The meeting in Boston got done on time. My next meeting was in Natick but I had some time in hand. Not being a big fan of the crazy parking lot fashionably called Mass Turnpike around this time of the day, I figured the most prudent thing would be to hightail it to Natick and wait out there.
“So, where are you from?”, I asked my Lyft driver as he rolled thru the traffic that was starting to build up on the Pike.
“Ghana”, he replied.
I played it totally cool. Like I knew everything that was to be known about Ghana. And casually dropped “Great! My daughter will be there next month for six months”.
Guess who got surprised? He looked at me in his rear view mirror and asked “Where are you from? Why is she going to Ghana?”
I explained that I am from Atlanta. Originally from India but not part of the Indian diaspora in Africa. Also that Natasha will be studying for her fall semester in the University of Ghana.
He seemed to be thrilled by those two facts. First, he kept telling me how Natasha is going to love Accra. And that people in America like me have very different understanding of Ghana and Accra from what it really is.
He then encouraged me to visit Accra with my family. And then quickly pivoted to India.
“You know Bollywood?”, he asked.
“Well, somewhat. I did not grow up watching movies and do not do so now either. But I know what is Bollywood”.
“My man, you do not know what you are missing. Don’t see today’s Bollywood movies. See the old ones. Watch Amitabh Bachchan movies. You know who he is right?”
I mentioned that I had heard of him.
That seemed to get him even more energized.
“You have to watch his movies tonight. You know his best movie? My most favorite movie in the whole world?”
“Sholay!! You have seen it, right?”
I had to admit to him that I was probably the only one among 1.2 Billion Indians who has not seen Sholay yet.
He went on to talk about “Amar, Akbar, Anthony” and waxed eloquent on Dharmendra.
Having concluded that I had my fill of Bollywood trivia for one evening, i tried changing the topic…
“So, how did you land up in Boston?”
“Well, I have a very funny life story.”
“Talk to me”. Finally he was in my familiar zone. I am always up for listening to people’s stories – especially if they are funny. Bollywood is of no use to me.
Scratch that funny part.
What he told me was not in the least bit funny.
Foster Osei was born as a first child to a young Ghanian couple in Accra. Then when he was only 2 years old they put him in his grandmother’s home (from mom’s side) and left for London.
“How long were you with your grandmother?”

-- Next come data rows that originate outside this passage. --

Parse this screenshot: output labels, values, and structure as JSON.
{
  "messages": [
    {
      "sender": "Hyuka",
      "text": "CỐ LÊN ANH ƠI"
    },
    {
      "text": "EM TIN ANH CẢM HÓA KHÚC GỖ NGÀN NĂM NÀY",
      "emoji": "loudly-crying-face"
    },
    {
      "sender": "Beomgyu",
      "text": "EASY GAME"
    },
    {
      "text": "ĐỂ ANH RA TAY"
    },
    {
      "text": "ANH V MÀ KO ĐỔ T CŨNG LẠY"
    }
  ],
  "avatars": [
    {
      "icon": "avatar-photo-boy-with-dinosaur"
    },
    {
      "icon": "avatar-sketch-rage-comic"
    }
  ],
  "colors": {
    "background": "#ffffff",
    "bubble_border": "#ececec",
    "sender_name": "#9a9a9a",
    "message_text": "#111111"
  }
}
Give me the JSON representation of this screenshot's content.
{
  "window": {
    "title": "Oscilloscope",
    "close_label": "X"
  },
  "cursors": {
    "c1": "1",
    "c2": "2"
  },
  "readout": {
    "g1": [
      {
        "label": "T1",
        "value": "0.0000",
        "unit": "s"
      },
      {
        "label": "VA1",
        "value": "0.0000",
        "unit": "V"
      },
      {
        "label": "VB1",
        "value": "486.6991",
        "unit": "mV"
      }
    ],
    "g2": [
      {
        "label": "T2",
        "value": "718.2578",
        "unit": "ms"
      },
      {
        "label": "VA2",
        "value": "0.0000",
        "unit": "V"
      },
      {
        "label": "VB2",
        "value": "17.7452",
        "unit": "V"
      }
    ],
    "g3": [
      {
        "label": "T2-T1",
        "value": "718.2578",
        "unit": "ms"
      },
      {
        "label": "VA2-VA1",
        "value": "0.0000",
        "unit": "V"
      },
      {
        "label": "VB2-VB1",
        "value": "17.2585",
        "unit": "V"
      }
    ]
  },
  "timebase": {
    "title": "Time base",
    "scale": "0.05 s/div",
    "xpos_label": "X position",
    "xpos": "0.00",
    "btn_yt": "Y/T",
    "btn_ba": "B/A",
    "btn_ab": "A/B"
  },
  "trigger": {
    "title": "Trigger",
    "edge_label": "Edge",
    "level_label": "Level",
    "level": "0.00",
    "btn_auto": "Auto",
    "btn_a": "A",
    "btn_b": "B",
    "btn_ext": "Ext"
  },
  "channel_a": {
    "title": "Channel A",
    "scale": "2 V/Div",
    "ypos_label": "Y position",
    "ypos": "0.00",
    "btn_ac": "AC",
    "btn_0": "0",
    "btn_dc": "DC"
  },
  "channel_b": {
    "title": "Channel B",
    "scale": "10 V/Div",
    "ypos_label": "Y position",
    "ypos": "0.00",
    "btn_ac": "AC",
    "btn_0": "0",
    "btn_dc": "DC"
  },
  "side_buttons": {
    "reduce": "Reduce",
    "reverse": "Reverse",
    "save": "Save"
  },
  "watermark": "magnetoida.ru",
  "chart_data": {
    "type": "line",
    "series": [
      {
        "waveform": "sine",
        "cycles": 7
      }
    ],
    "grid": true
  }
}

“They never came back to take me.”
“Yeah, man. They had four more kids in London. But never came back to take me.”
“How did your grandmother raise you? What did your grandfather do? What was their income?”
“My grandfather died before I was born. My grandmother had the property my grandfather left”
“Your parents never came back??? Did they write to you?”
“Oh! Have you ever seen your father after that?”
“When I was 18, my parents visited Ghana. That is when I saw them.”
“What was your first feeling?”
“Anger. I was very angry that I had four siblings in London but nobody took me there. I still have nothing but anger for them.”
“You said you have two young kids, right?”, I asked.
“Yes man, 12 and 8”.
“How has that affected how you look at your kids?”
“Well, I had no idea growing up what a dad looks like or being a father figure looks like. My grandmother was my dad and my mom. When she passed away….”
You could see he was choking up.
“Sorry about your grandmother, man”. By now, I was trying to show some empathy by saying “man” like he was 🙂 But to push him back to his kids, I re-asked “How has that affected how you treat your kids?”
“I am always there for them. I do not miss any school event. Any picnic. Any holidays. I take them to New York in my car whenever we have time. I will never let them miss their dad.”
“Well, as hard it was, it seems it has made you a great dad.”
He thought for a second and sighed heavily. “Maybe you are right. Maybe it is all God’s design to bring the best out of me”
Turns out one of his uncles (mother’s brother) who was in the USA eventually did his paperwork and got him here and got him started in a small business. He has grown from there.
One touching part of this story… his siblings never knew about him for most of their lives. But the youngest one – a sister – just before she got married in London, made it her life’s mission to see her eldest brother she had heard about. She made it to Boston eventually, spent a couple of days with her elder brother that she had never seen in her life and went back to London to get married.
By this time, we had pulled up to the Courtyard.
“Would you mind stepping out of the car and take a picture with me? I want to send it to my daughter to tell her I have one more friend from Ghana. And to the rest of my friends just so that they get to know of your story”
As he finally left, I stood there with my overnighter and office bag waving at him and thinking to myself…. “Sometimes you forget, Rajib, how lucky you have been in life”.